French troops will begin withdrawing from Niger “this week,” Paris said Thursday, after a falling-out with the military junta in power since a July coup.
“We will begin our disengagement operation this week, in good order, safely and in coordination with the Nigeriens,” the military headquarters said.
The announcement comes a week after France’s ambassador to Niamey returned home under pressure from the regime.
President Emmanuel Macron announced on September 24 the withdrawal of 1,400 French troops “by the end of the year.”
Paris’ soldiers were in Niger as part of a wider fight against jihadists across the Sahel region.
Some 400 are deployed alongside local troops in northwestern Niger, near its borders with Burkina Faso and Mali.

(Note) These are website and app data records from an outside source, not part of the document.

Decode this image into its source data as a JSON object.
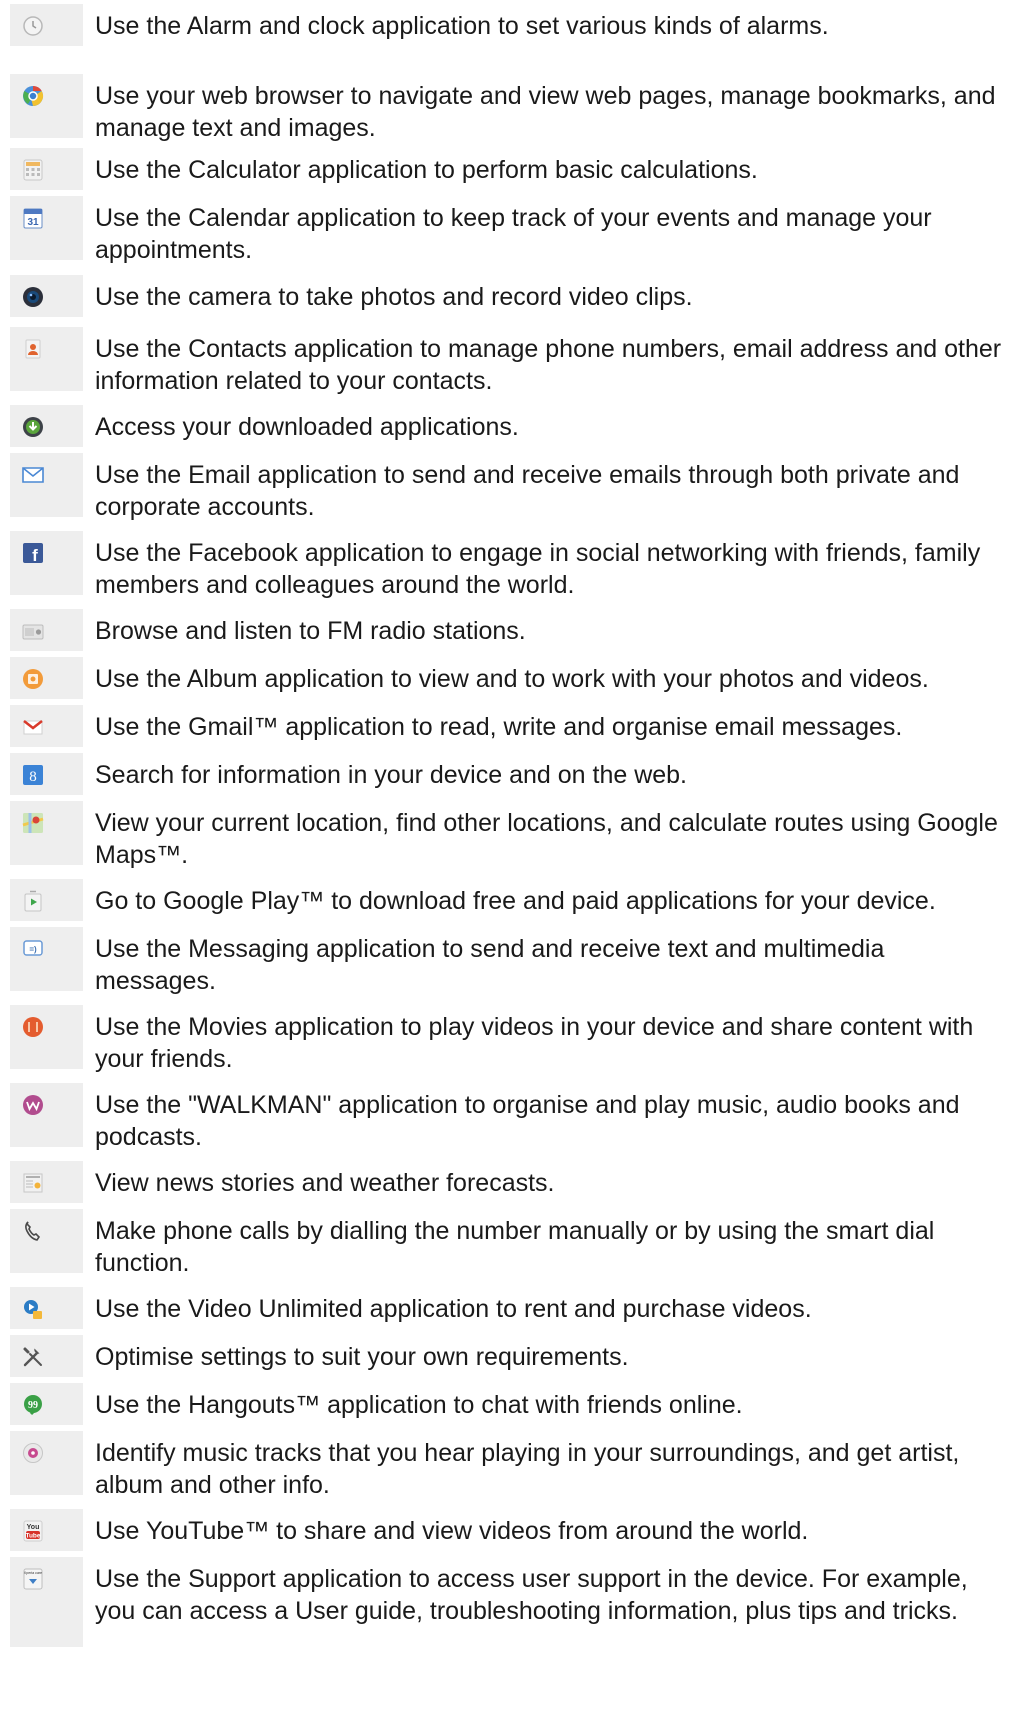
{
  "rows": [
    {
      "icon": "alarm-clock-icon",
      "text": "Use the Alarm and clock application to set various kinds of alarms."
    },
    {
      "icon": "web-browser-icon",
      "text": "Use your web browser to navigate and view web pages, manage bookmarks, and manage text and images."
    },
    {
      "icon": "calculator-icon",
      "text": "Use the Calculator application to perform basic calculations."
    },
    {
      "icon": "calendar-icon",
      "text": "Use the Calendar application to keep track of your events and manage your appointments.",
      "icon_text": "31"
    },
    {
      "icon": "camera-icon",
      "text": "Use the camera to take photos and record video clips."
    },
    {
      "icon": "contacts-icon",
      "text": "Use the Contacts application to manage phone numbers, email address and other information related to your contacts."
    },
    {
      "icon": "downloads-icon",
      "text": "Access your downloaded applications."
    },
    {
      "icon": "email-icon",
      "text": "Use the Email application to send and receive emails through both private and corporate accounts."
    },
    {
      "icon": "facebook-icon",
      "text": "Use the Facebook application to engage in social networking with friends, family members and colleagues around the world.",
      "icon_text": "f"
    },
    {
      "icon": "fm-radio-icon",
      "text": "Browse and listen to FM radio stations."
    },
    {
      "icon": "album-icon",
      "text": "Use the Album application to view and to work with your photos and videos."
    },
    {
      "icon": "gmail-icon",
      "text": "Use the Gmail™ application to read, write and organise email messages."
    },
    {
      "icon": "google-search-icon",
      "text": "Search for information in your device and on the web.",
      "icon_text": "8"
    },
    {
      "icon": "maps-icon",
      "text": "View your current location, find other locations, and calculate routes using Google Maps™."
    },
    {
      "icon": "play-store-icon",
      "text": "Go to Google Play™ to download free and paid applications for your device."
    },
    {
      "icon": "messaging-icon",
      "text": "Use the Messaging application to send and receive text and multimedia messages.",
      "icon_text": "=)"
    },
    {
      "icon": "movies-icon",
      "text": "Use the Movies application to play videos in your device and share content with your friends."
    },
    {
      "icon": "walkman-icon",
      "text": "Use the \"WALKMAN\" application to organise and play music, audio books and podcasts."
    },
    {
      "icon": "news-weather-icon",
      "text": "View news stories and weather forecasts."
    },
    {
      "icon": "phone-icon",
      "text": "Make phone calls by dialling the number manually or by using the smart dial function."
    },
    {
      "icon": "video-unlimited-icon",
      "text": "Use the Video Unlimited application to rent and purchase videos."
    },
    {
      "icon": "settings-icon",
      "text": "Optimise settings to suit your own requirements."
    },
    {
      "icon": "hangouts-icon",
      "text": "Use the Hangouts™ application to chat with friends online."
    },
    {
      "icon": "trackid-icon",
      "text": "Identify music tracks that you hear playing in your surroundings, and get artist, album and other info."
    },
    {
      "icon": "youtube-icon",
      "text": "Use YouTube™ to share and view videos from around the world.",
      "icon_text": "You Tube"
    },
    {
      "icon": "support-icon",
      "text": "Use the Support application to access user support in the device. For example, you can access a User guide, troubleshooting information, plus tips and tricks.",
      "icon_text": "Xperia care"
    }
  ]
}
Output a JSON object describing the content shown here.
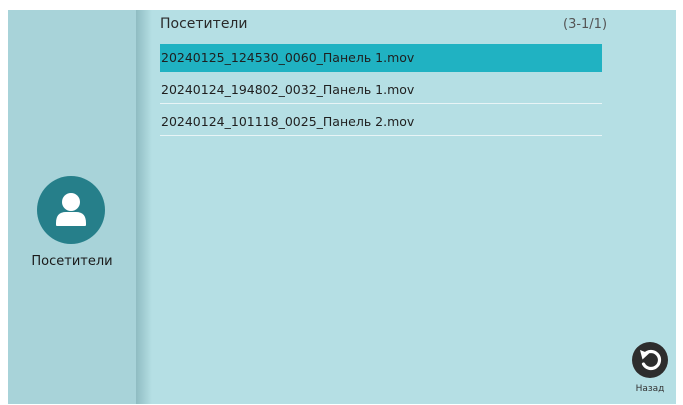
{
  "sidebar": {
    "icon": "user-avatar-icon",
    "label": "Посетители"
  },
  "list": {
    "title": "Посетители",
    "counter": "(3-1/1)",
    "files": [
      "20240125_124530_0060_Панель 1.mov",
      "20240124_194802_0032_Панель 1.mov",
      "20240124_101118_0025_Панель 2.mov"
    ],
    "selected_index": 0
  },
  "back": {
    "label": "Назад",
    "icon": "undo-arrow-icon"
  },
  "colors": {
    "background": "#b5dfe4",
    "sidebar": "#a8d3d9",
    "avatar": "#267f8a",
    "selected_row": "#20b2c2",
    "back_button": "#2d2d2d"
  }
}
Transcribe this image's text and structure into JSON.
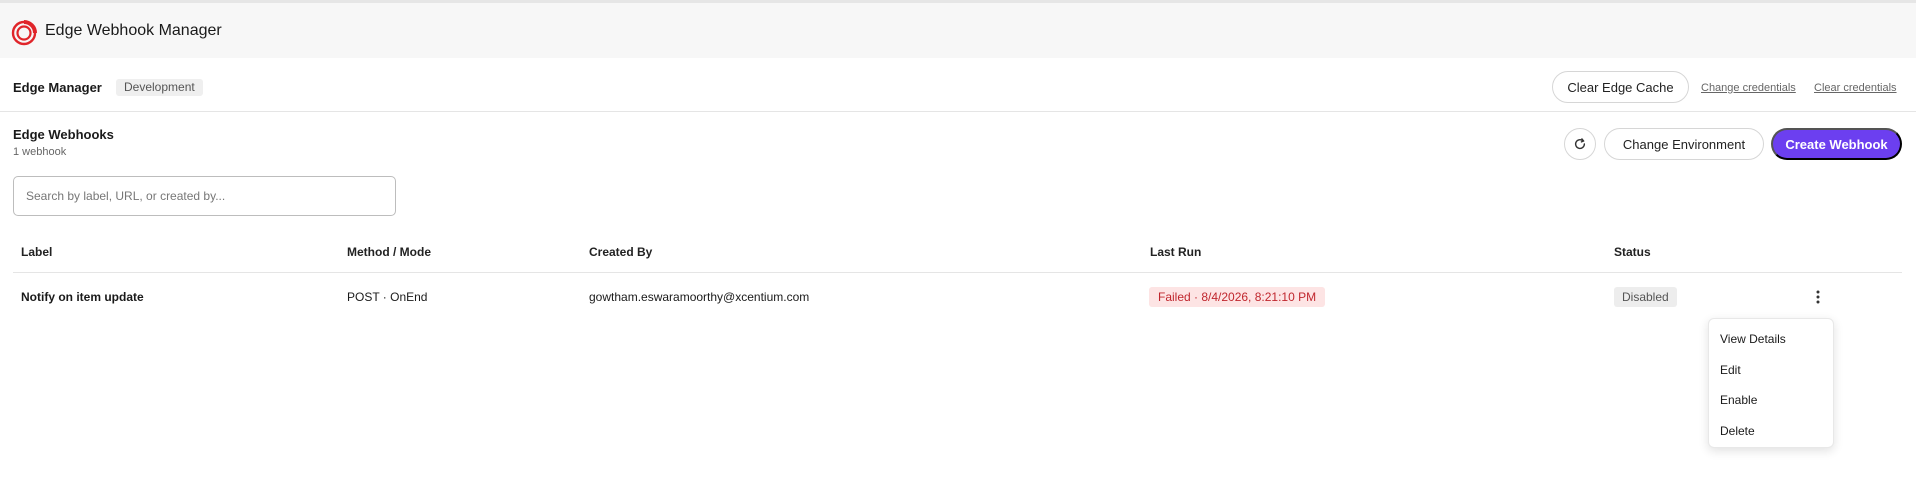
{
  "app": {
    "title": "Edge Webhook Manager",
    "brand_color": "#e0252a"
  },
  "subbar": {
    "title": "Edge Manager",
    "environment": "Development",
    "clear_cache_label": "Clear Edge Cache",
    "change_credentials_label": "Change credentials",
    "clear_credentials_label": "Clear credentials"
  },
  "section": {
    "title": "Edge Webhooks",
    "count_text": "1 webhook",
    "refresh_icon": "refresh-icon",
    "change_env_label": "Change Environment",
    "create_label": "Create Webhook",
    "accent": "#6c3ff0"
  },
  "search": {
    "placeholder": "Search by label, URL, or created by...",
    "value": ""
  },
  "table": {
    "columns": [
      "Label",
      "Method / Mode",
      "Created By",
      "Last Run",
      "Status"
    ],
    "rows": [
      {
        "label": "Notify on item update",
        "method_mode": "POST · OnEnd",
        "created_by": "gowtham.eswaramoorthy@xcentium.com",
        "last_run": "Failed · 8/4/2026, 8:21:10 PM",
        "status": "Disabled"
      }
    ]
  },
  "row_menu": {
    "items": [
      "View Details",
      "Edit",
      "Enable",
      "Delete"
    ]
  }
}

The “three borders” zone is known as a haven for the Islamic State group.
Soldiers withdrawing from the area would need cover to leave their exposed forward positions, the military headquarters said, possibly including air support from the larger force at an airbase outside the capital Niamey.
The troops have been living with uncertainty since the junta began demanding their departure, with irregular supplies of food and repeated anti-French demonstrations outside the Niamey base.
France had reinforced its presence in Niger after another coup-born military regime in Mali demanded its forces’ departure, adding armored vehicles and helicopters to the drones and fighter jets already deployed.
Its troops will now have to withdraw either via Benin to the south — at odds with the junta in Niamey — or Chad to the east, the site of France’s headquarters for the Sahel theatre.
For now, Niamey forbids French flights over its territory.